◆ What is required: Down to the final line, write out the data below exactly.

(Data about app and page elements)
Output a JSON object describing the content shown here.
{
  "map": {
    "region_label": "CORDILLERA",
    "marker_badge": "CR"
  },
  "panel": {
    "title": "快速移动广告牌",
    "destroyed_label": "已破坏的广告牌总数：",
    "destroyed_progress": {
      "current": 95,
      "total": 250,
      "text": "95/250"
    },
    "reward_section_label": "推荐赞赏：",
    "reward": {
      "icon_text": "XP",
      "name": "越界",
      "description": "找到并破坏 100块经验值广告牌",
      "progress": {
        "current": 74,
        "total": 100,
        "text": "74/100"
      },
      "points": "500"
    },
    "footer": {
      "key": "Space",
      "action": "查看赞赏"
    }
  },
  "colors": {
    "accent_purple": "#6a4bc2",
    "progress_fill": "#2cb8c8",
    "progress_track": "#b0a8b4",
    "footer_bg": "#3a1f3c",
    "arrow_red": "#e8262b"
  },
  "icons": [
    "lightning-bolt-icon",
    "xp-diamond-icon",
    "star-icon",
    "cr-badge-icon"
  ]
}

◆ Exercise solution:
Output a JSON object describing the content shown here.
{
  "map": {
    "region_label": "CORDILLERA",
    "marker_badge": "CR"
  },
  "panel": {
    "title": "快速移动广告牌",
    "destroyed_label": "已破坏的广告牌总数：",
    "destroyed_progress": {
      "current": 95,
      "total": 250,
      "text": "95/250"
    },
    "reward_section_label": "推荐赞赏：",
    "reward": {
      "icon_text": "XP",
      "name": "越界",
      "description": "找到并破坏 100块经验值广告牌",
      "progress": {
        "current": 74,
        "total": 100,
        "text": "74/100"
      },
      "points": "500"
    },
    "footer": {
      "key": "Space",
      "action": "查看赞赏"
    }
  },
  "colors": {
    "accent_purple": "#6a4bc2",
    "progress_fill": "#2cb8c8",
    "progress_track": "#b0a8b4",
    "footer_bg": "#3a1f3c",
    "arrow_red": "#e8262b"
  },
  "icons": [
    "lightning-bolt-icon",
    "xp-diamond-icon",
    "star-icon",
    "cr-badge-icon"
  ]
}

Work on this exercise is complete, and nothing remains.